The Mexican novelist Carlos Fuentes is perhaps one of the best-known Latin American writers in the United States, nowadays not so much for his novels as for his strident polemics against U.S. policy in Central America, and his relentless liberal-baiting. People who do not know the man personally are often surprised to learn that he is not only extremely amiable in person but speaks perfect, American-accented English. He grew up here (in fact, in Washington, where his father was a diplomat) and continues to spend at least half his time in this country, which he likes very much. Indeed, his anti-Americanism is something of a pose, obligatory for any Latin American writer who wishes to remain well regarded by the more “advanced” and “progressive” elements in his own country. Perhaps more important, it permits him to validate his credentials as a “real” Latin American writer with the American...
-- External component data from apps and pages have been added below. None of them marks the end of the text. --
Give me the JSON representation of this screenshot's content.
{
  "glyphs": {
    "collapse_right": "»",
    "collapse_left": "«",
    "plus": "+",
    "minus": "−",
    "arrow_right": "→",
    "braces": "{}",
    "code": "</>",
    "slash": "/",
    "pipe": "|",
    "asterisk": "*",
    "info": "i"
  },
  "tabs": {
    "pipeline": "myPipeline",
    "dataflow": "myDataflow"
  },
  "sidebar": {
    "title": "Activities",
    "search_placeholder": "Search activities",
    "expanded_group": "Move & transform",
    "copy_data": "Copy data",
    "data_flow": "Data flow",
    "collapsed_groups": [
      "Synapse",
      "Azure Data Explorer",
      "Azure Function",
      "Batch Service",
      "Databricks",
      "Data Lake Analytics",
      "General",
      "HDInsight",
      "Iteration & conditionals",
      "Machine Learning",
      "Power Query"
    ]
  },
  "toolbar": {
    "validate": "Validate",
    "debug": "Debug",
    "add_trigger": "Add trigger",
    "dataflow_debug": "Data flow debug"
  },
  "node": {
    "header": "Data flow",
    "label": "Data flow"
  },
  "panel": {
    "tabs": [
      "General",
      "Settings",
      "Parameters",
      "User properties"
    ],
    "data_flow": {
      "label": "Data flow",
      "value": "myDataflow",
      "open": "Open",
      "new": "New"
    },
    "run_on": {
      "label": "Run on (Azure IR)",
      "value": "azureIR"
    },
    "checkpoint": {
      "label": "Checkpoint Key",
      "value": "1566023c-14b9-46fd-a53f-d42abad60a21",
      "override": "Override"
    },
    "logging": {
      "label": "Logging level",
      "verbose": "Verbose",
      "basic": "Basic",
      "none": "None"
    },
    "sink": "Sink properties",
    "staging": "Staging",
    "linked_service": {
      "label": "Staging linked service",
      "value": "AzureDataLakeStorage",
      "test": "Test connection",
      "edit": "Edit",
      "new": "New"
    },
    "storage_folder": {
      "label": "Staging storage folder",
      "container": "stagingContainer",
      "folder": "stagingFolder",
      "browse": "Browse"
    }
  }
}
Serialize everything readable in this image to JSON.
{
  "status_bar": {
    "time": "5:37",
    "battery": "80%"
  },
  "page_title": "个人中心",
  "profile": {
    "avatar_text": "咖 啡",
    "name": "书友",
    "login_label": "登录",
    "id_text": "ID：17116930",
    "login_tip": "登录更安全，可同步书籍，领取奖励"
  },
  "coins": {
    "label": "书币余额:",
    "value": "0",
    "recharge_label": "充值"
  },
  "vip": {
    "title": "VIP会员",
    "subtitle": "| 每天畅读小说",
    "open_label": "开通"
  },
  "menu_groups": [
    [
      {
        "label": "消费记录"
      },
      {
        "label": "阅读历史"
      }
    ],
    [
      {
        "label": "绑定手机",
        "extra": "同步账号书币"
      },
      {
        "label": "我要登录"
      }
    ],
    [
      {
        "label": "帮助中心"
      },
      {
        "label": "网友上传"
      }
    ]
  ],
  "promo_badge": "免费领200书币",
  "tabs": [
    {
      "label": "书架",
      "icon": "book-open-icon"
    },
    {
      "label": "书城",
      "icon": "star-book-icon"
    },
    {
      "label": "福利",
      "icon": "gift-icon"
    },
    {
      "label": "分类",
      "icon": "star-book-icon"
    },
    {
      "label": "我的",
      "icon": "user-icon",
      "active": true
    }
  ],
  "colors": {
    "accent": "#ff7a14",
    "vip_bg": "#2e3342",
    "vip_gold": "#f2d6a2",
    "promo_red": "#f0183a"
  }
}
A Message from the Editors

Receive ten print and digital issues, plus gain unlimited access to The New Criterion archive.

Popular Right Now